--- Given data ---
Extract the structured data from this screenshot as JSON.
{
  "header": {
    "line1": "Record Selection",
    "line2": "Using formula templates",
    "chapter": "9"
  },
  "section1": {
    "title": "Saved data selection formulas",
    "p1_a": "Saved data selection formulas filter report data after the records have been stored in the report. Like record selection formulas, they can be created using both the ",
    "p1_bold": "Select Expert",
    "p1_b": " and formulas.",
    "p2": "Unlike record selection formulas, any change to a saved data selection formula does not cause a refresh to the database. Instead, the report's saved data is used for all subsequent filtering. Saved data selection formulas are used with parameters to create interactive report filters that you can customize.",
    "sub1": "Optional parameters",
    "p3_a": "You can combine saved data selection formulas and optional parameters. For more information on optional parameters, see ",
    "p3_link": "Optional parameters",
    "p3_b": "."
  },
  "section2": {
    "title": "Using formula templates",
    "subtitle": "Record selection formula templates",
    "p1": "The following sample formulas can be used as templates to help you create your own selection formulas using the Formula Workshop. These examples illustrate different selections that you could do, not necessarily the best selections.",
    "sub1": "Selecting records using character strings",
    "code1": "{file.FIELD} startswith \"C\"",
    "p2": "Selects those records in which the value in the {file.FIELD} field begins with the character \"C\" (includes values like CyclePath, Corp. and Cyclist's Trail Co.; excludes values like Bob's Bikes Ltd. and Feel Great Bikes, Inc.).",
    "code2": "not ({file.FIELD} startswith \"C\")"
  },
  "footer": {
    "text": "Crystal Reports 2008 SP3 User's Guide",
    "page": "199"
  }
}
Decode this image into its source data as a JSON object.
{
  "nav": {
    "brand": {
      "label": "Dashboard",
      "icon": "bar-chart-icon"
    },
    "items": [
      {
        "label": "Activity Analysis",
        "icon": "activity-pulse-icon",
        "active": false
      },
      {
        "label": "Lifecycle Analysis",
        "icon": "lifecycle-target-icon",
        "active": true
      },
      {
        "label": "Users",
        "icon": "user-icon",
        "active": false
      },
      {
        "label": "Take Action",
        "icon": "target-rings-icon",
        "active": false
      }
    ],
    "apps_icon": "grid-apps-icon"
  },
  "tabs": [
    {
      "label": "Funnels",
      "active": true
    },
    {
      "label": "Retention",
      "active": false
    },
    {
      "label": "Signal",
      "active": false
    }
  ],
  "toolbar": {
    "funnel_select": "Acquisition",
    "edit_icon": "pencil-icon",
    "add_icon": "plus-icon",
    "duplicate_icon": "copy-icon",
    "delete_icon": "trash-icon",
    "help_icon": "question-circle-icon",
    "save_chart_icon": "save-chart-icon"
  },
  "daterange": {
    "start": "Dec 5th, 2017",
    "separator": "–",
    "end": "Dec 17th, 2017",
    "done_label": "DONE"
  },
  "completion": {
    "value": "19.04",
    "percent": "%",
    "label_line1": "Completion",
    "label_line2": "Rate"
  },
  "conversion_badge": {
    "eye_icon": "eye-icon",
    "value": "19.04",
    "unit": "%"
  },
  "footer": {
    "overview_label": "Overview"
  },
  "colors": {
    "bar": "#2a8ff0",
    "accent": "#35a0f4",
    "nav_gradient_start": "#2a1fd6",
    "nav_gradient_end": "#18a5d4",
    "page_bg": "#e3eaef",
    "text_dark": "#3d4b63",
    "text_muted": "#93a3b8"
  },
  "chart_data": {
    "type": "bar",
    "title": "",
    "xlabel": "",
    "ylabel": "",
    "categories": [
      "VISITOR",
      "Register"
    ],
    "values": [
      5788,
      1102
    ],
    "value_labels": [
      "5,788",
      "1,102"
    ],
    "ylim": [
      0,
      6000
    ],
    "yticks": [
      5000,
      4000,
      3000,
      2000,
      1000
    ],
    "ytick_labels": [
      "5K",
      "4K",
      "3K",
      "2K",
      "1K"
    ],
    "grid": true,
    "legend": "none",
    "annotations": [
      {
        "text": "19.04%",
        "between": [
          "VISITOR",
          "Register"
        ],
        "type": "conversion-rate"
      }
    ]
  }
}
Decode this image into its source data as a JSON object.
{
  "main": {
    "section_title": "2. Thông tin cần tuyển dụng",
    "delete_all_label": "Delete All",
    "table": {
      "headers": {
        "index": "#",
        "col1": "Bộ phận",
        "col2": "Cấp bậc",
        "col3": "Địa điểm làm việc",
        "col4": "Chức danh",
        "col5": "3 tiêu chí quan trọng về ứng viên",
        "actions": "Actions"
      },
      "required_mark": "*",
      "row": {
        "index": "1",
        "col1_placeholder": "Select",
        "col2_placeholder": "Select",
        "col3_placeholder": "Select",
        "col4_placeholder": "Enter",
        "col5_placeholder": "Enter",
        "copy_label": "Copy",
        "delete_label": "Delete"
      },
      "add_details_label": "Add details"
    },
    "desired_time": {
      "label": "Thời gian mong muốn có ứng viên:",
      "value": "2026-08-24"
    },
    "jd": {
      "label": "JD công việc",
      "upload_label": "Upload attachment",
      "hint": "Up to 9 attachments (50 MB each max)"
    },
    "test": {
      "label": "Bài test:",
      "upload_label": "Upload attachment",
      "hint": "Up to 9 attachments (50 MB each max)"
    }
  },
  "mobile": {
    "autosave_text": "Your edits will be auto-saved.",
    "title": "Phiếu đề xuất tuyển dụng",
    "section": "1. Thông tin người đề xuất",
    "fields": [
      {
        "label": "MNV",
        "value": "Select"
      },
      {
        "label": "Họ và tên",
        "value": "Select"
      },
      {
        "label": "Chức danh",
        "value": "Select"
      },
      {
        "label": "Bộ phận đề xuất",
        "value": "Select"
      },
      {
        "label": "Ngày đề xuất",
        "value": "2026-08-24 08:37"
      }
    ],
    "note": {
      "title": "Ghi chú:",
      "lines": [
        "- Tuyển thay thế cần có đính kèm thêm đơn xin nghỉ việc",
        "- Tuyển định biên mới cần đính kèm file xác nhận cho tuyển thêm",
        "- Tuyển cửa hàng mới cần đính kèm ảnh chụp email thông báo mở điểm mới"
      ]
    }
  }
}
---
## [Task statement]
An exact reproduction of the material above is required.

## [Task result]
Extract the structured data from this screenshot as JSON.
{
  "header": {
    "line1": "Record Selection",
    "line2": "Using formula templates",
    "chapter": "9"
  },
  "section1": {
    "title": "Saved data selection formulas",
    "p1_a": "Saved data selection formulas filter report data after the records have been stored in the report. Like record selection formulas, they can be created using both the ",
    "p1_bold": "Select Expert",
    "p1_b": " and formulas.",
    "p2": "Unlike record selection formulas, any change to a saved data selection formula does not cause a refresh to the database. Instead, the report's saved data is used for all subsequent filtering. Saved data selection formulas are used with parameters to create interactive report filters that you can customize.",
    "sub1": "Optional parameters",
    "p3_a": "You can combine saved data selection formulas and optional parameters. For more information on optional parameters, see ",
    "p3_link": "Optional parameters",
    "p3_b": "."
  },
  "section2": {
    "title": "Using formula templates",
    "subtitle": "Record selection formula templates",
    "p1": "The following sample formulas can be used as templates to help you create your own selection formulas using the Formula Workshop. These examples illustrate different selections that you could do, not necessarily the best selections.",
    "sub1": "Selecting records using character strings",
    "code1": "{file.FIELD} startswith \"C\"",
    "p2": "Selects those records in which the value in the {file.FIELD} field begins with the character \"C\" (includes values like CyclePath, Corp. and Cyclist's Trail Co.; excludes values like Bob's Bikes Ltd. and Feel Great Bikes, Inc.).",
    "code2": "not ({file.FIELD} startswith \"C\")"
  },
  "footer": {
    "text": "Crystal Reports 2008 SP3 User's Guide",
    "page": "199"
  }
}
Decode this image into its source data as a JSON object.
{
  "nav": {
    "brand": {
      "label": "Dashboard",
      "icon": "bar-chart-icon"
    },
    "items": [
      {
        "label": "Activity Analysis",
        "icon": "activity-pulse-icon",
        "active": false
      },
      {
        "label": "Lifecycle Analysis",
        "icon": "lifecycle-target-icon",
        "active": true
      },
      {
        "label": "Users",
        "icon": "user-icon",
        "active": false
      },
      {
        "label": "Take Action",
        "icon": "target-rings-icon",
        "active": false
      }
    ],
    "apps_icon": "grid-apps-icon"
  },
  "tabs": [
    {
      "label": "Funnels",
      "active": true
    },
    {
      "label": "Retention",
      "active": false
    },
    {
      "label": "Signal",
      "active": false
    }
  ],
  "toolbar": {
    "funnel_select": "Acquisition",
    "edit_icon": "pencil-icon",
    "add_icon": "plus-icon",
    "duplicate_icon": "copy-icon",
    "delete_icon": "trash-icon",
    "help_icon": "question-circle-icon",
    "save_chart_icon": "save-chart-icon"
  },
  "daterange": {
    "start": "Dec 5th, 2017",
    "separator": "–",
    "end": "Dec 17th, 2017",
    "done_label": "DONE"
  },
  "completion": {
    "value": "19.04",
    "percent": "%",
    "label_line1": "Completion",
    "label_line2": "Rate"
  },
  "conversion_badge": {
    "eye_icon": "eye-icon",
    "value": "19.04",
    "unit": "%"
  },
  "footer": {
    "overview_label": "Overview"
  },
  "colors": {
    "bar": "#2a8ff0",
    "accent": "#35a0f4",
    "nav_gradient_start": "#2a1fd6",
    "nav_gradient_end": "#18a5d4",
    "page_bg": "#e3eaef",
    "text_dark": "#3d4b63",
    "text_muted": "#93a3b8"
  },
  "chart_data": {
    "type": "bar",
    "title": "",
    "xlabel": "",
    "ylabel": "",
    "categories": [
      "VISITOR",
      "Register"
    ],
    "values": [
      5788,
      1102
    ],
    "value_labels": [
      "5,788",
      "1,102"
    ],
    "ylim": [
      0,
      6000
    ],
    "yticks": [
      5000,
      4000,
      3000,
      2000,
      1000
    ],
    "ytick_labels": [
      "5K",
      "4K",
      "3K",
      "2K",
      "1K"
    ],
    "grid": true,
    "legend": "none",
    "annotations": [
      {
        "text": "19.04%",
        "between": [
          "VISITOR",
          "Register"
        ],
        "type": "conversion-rate"
      }
    ]
  }
}
Decode this image into its source data as a JSON object.
{
  "main": {
    "section_title": "2. Thông tin cần tuyển dụng",
    "delete_all_label": "Delete All",
    "table": {
      "headers": {
        "index": "#",
        "col1": "Bộ phận",
        "col2": "Cấp bậc",
        "col3": "Địa điểm làm việc",
        "col4": "Chức danh",
        "col5": "3 tiêu chí quan trọng về ứng viên",
        "actions": "Actions"
      },
      "required_mark": "*",
      "row": {
        "index": "1",
        "col1_placeholder": "Select",
        "col2_placeholder": "Select",
        "col3_placeholder": "Select",
        "col4_placeholder": "Enter",
        "col5_placeholder": "Enter",
        "copy_label": "Copy",
        "delete_label": "Delete"
      },
      "add_details_label": "Add details"
    },
    "desired_time": {
      "label": "Thời gian mong muốn có ứng viên:",
      "value": "2026-08-24"
    },
    "jd": {
      "label": "JD công việc",
      "upload_label": "Upload attachment",
      "hint": "Up to 9 attachments (50 MB each max)"
    },
    "test": {
      "label": "Bài test:",
      "upload_label": "Upload attachment",
      "hint": "Up to 9 attachments (50 MB each max)"
    }
  },
  "mobile": {
    "autosave_text": "Your edits will be auto-saved.",
    "title": "Phiếu đề xuất tuyển dụng",
    "section": "1. Thông tin người đề xuất",
    "fields": [
      {
        "label": "MNV",
        "value": "Select"
      },
      {
        "label": "Họ và tên",
        "value": "Select"
      },
      {
        "label": "Chức danh",
        "value": "Select"
      },
      {
        "label": "Bộ phận đề xuất",
        "value": "Select"
      },
      {
        "label": "Ngày đề xuất",
        "value": "2026-08-24 08:37"
      }
    ],
    "note": {
      "title": "Ghi chú:",
      "lines": [
        "- Tuyển thay thế cần có đính kèm thêm đơn xin nghỉ việc",
        "- Tuyển định biên mới cần đính kèm file xác nhận cho tuyển thêm",
        "- Tuyển cửa hàng mới cần đính kèm ảnh chụp email thông báo mở điểm mới"
      ]
    }
  }
}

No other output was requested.